▸ **Exercise requirements**
The whole listing below should be retyped exactly, without any images.

*** Given records Section Begins ***

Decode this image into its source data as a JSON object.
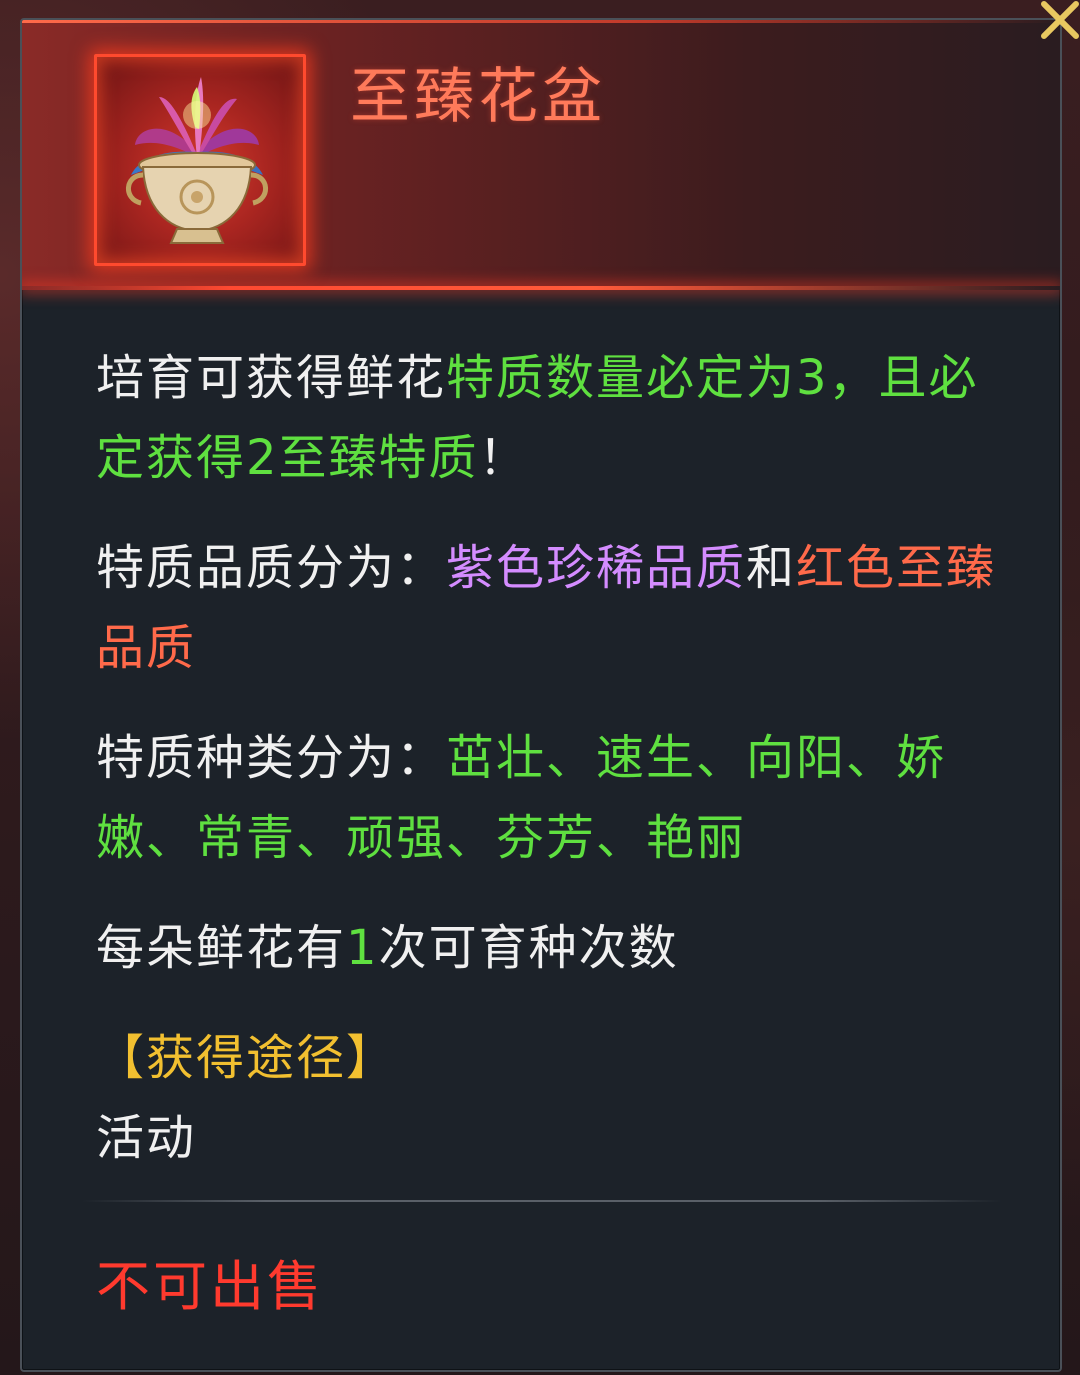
{
  "item": {
    "name": "至臻花盆",
    "icon": "flower-pot-icon"
  },
  "description": {
    "p1": {
      "t1": "培育可获得鲜花",
      "t2": "特质数量必定为3，且必定获得2至臻特质",
      "t3": "！"
    },
    "p2": {
      "t1": "特质品质分为：",
      "t2": "紫色珍稀品质",
      "t3": "和",
      "t4": "红色至臻品质"
    },
    "p3": {
      "t1": "特质种类分为：",
      "t2": "茁壮、速生、向阳、娇嫩、常青、顽强、芬芳、艳丽"
    },
    "p4": {
      "t1": "每朵鲜花有",
      "t2": "1",
      "t3": "次可育种次数"
    }
  },
  "source": {
    "title": "【获得途径】",
    "value": "活动"
  },
  "footer": {
    "sell_status": "不可出售"
  },
  "colors": {
    "title": "#ff7a5a",
    "highlight_green": "#5fe040",
    "purple_quality": "#d48cff",
    "red_quality": "#ff6a4a",
    "source_title": "#f2c030",
    "sell_status": "#ff3a2e"
  }
}
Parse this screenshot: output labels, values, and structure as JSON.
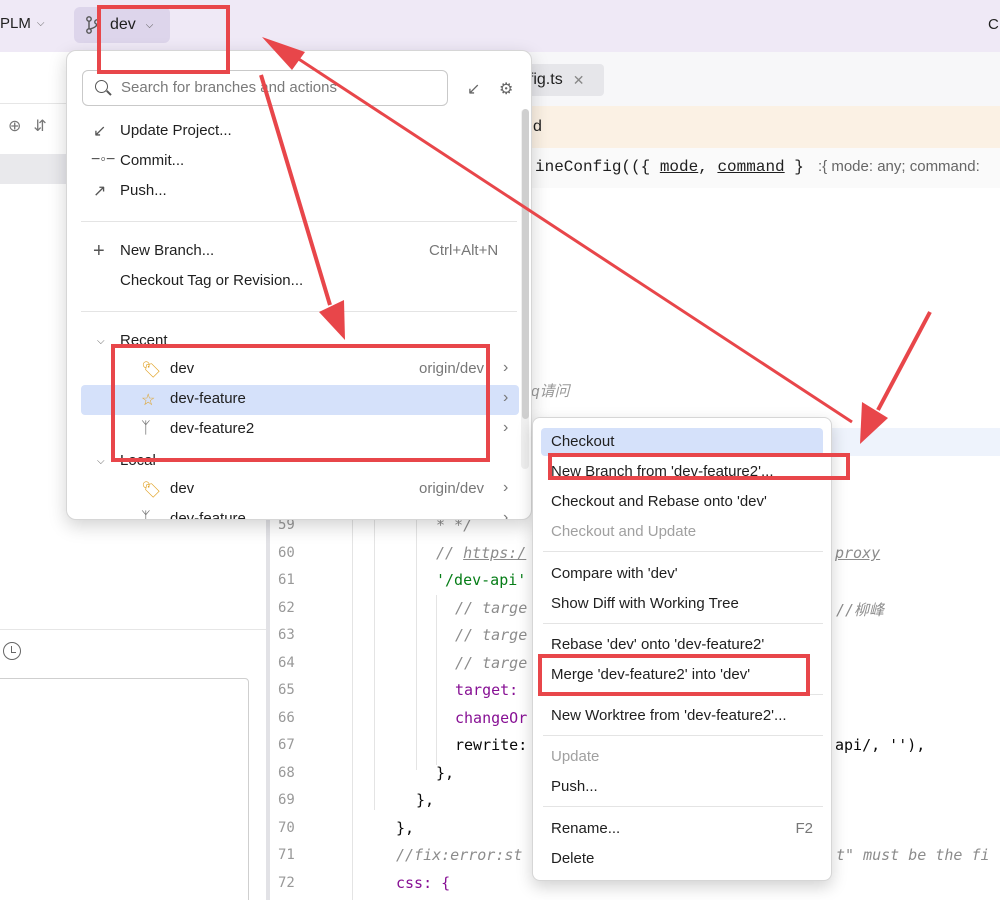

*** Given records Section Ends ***

▸ **Written solution**
Decode this image into its source data as a JSON object.
{
  "item": {
    "name": "至臻花盆",
    "icon": "flower-pot-icon"
  },
  "description": {
    "p1": {
      "t1": "培育可获得鲜花",
      "t2": "特质数量必定为3，且必定获得2至臻特质",
      "t3": "！"
    },
    "p2": {
      "t1": "特质品质分为：",
      "t2": "紫色珍稀品质",
      "t3": "和",
      "t4": "红色至臻品质"
    },
    "p3": {
      "t1": "特质种类分为：",
      "t2": "茁壮、速生、向阳、娇嫩、常青、顽强、芬芳、艳丽"
    },
    "p4": {
      "t1": "每朵鲜花有",
      "t2": "1",
      "t3": "次可育种次数"
    }
  },
  "source": {
    "title": "【获得途径】",
    "value": "活动"
  },
  "footer": {
    "sell_status": "不可出售"
  },
  "colors": {
    "title": "#ff7a5a",
    "highlight_green": "#5fe040",
    "purple_quality": "#d48cff",
    "red_quality": "#ff6a4a",
    "source_title": "#f2c030",
    "sell_status": "#ff3a2e"
  }
}
Parse this screenshot: output labels, values, and structure as JSON.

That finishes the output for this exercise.